* **TASK**: Lines holding the word "this" are the ones to copy from the data below.

[Excerpts from an interface dataset]
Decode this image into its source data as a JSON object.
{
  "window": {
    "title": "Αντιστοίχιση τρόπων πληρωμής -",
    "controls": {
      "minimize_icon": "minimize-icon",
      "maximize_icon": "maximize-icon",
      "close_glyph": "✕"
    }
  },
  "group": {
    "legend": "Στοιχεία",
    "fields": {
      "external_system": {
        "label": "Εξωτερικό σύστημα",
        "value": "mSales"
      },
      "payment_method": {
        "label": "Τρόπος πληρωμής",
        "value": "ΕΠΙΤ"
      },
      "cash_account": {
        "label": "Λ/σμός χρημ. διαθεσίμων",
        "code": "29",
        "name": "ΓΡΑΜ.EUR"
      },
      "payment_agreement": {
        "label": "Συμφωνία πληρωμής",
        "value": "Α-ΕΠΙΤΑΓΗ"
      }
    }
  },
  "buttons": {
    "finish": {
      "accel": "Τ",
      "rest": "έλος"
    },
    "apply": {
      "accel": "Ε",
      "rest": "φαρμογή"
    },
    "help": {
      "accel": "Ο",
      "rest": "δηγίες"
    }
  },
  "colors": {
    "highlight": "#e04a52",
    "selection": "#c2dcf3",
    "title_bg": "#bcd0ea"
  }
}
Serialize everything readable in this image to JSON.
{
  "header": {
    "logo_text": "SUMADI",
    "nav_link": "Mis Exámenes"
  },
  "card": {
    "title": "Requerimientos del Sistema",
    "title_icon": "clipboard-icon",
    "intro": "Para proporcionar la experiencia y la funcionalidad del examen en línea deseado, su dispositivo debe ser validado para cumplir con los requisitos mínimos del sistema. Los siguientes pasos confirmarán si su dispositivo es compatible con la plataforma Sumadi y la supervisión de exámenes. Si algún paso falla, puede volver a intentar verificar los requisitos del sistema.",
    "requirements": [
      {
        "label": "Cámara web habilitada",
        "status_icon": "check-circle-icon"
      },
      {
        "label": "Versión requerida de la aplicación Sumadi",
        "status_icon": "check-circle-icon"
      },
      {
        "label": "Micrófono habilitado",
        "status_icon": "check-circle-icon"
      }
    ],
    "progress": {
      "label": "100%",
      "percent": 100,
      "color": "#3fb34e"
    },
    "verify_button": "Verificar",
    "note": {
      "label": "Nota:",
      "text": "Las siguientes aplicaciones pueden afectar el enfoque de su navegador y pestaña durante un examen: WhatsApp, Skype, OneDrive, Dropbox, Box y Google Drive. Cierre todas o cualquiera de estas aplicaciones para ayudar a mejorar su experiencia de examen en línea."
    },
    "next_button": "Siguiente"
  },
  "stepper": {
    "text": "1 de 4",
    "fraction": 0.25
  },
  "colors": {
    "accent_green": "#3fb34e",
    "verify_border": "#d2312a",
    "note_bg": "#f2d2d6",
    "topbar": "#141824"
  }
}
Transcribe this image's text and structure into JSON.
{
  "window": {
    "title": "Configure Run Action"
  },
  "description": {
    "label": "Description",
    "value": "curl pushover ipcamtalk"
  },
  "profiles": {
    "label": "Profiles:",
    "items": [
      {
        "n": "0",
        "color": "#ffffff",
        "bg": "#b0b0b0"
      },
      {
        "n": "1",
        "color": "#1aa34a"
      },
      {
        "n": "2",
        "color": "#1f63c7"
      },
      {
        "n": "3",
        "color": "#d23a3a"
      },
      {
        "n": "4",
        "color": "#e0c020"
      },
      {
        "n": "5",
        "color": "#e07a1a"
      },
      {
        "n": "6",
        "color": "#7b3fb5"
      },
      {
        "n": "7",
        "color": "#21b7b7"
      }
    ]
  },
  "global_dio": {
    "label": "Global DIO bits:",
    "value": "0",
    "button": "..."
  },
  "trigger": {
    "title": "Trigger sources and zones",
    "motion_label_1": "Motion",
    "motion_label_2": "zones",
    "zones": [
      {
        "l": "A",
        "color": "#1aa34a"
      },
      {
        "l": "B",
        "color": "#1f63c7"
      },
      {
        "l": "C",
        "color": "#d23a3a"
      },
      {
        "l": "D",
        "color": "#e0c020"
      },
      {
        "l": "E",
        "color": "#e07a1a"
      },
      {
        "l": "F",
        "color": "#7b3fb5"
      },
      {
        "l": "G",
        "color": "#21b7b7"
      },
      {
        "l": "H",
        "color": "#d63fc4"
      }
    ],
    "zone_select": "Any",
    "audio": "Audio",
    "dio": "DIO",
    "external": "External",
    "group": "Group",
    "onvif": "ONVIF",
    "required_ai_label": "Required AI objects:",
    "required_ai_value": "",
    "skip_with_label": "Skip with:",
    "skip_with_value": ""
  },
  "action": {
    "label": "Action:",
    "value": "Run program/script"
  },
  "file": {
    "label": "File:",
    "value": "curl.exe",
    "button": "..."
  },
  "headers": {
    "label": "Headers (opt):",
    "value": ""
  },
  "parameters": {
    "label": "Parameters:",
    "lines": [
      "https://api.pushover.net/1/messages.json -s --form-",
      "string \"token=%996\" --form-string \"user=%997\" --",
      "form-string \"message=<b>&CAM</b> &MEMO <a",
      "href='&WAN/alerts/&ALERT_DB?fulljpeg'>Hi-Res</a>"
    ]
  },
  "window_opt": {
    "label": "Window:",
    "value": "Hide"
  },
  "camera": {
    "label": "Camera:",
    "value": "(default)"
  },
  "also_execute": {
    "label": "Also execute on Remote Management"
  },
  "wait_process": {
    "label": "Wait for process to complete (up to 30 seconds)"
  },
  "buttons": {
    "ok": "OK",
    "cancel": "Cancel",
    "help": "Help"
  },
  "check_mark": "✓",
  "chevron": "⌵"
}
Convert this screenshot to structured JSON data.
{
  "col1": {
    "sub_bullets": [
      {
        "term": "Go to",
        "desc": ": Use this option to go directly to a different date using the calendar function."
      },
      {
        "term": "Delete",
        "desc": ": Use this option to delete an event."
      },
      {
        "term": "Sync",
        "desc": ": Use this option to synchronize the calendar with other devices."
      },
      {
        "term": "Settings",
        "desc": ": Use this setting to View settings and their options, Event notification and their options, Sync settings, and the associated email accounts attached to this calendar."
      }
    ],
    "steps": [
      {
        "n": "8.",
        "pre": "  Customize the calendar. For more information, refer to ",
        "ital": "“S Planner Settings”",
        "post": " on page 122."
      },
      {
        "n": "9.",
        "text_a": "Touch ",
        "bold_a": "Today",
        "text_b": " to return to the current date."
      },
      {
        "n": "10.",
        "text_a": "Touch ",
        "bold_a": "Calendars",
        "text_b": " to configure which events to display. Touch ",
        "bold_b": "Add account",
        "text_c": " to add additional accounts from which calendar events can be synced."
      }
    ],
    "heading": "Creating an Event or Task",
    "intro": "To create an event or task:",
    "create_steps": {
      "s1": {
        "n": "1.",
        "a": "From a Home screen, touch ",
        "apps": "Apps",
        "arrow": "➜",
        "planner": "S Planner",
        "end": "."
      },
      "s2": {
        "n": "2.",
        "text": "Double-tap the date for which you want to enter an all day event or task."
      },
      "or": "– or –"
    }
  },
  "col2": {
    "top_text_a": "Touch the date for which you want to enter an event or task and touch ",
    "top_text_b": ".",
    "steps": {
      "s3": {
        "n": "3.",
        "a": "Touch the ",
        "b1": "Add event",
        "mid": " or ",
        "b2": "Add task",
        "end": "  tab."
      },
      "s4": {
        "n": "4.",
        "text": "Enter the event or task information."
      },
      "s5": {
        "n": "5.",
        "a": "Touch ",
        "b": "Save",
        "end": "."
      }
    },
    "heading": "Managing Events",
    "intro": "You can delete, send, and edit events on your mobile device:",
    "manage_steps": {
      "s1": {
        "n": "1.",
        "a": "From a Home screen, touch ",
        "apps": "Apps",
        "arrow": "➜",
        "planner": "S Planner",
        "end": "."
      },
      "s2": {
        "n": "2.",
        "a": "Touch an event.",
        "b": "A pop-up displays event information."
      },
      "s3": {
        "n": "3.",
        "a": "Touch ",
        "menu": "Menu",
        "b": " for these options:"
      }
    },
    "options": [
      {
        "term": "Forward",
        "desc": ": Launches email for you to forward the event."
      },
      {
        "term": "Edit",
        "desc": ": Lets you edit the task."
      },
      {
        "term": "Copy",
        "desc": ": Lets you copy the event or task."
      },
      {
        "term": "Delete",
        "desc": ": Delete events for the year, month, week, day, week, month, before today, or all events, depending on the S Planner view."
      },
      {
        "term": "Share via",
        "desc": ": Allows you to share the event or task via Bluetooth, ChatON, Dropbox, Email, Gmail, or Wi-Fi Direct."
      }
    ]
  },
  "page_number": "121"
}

* **RESPONSE AREA**:
Decode this image into its source data as a JSON object.
Serialize everything readable in this image to JSON.
Transcribe this image's text and structure into JSON.
Convert this screenshot to structured JSON data.
        "desc": ": Use this option to go directly to a different date using the calendar function."
        "desc": ": Use this option to delete an event."
        "desc": ": Use this option to synchronize the calendar with other devices."
        "desc": ": Use this setting to View settings and their options, Event notification and their options, Sync settings, and the associated email accounts attached to this calendar."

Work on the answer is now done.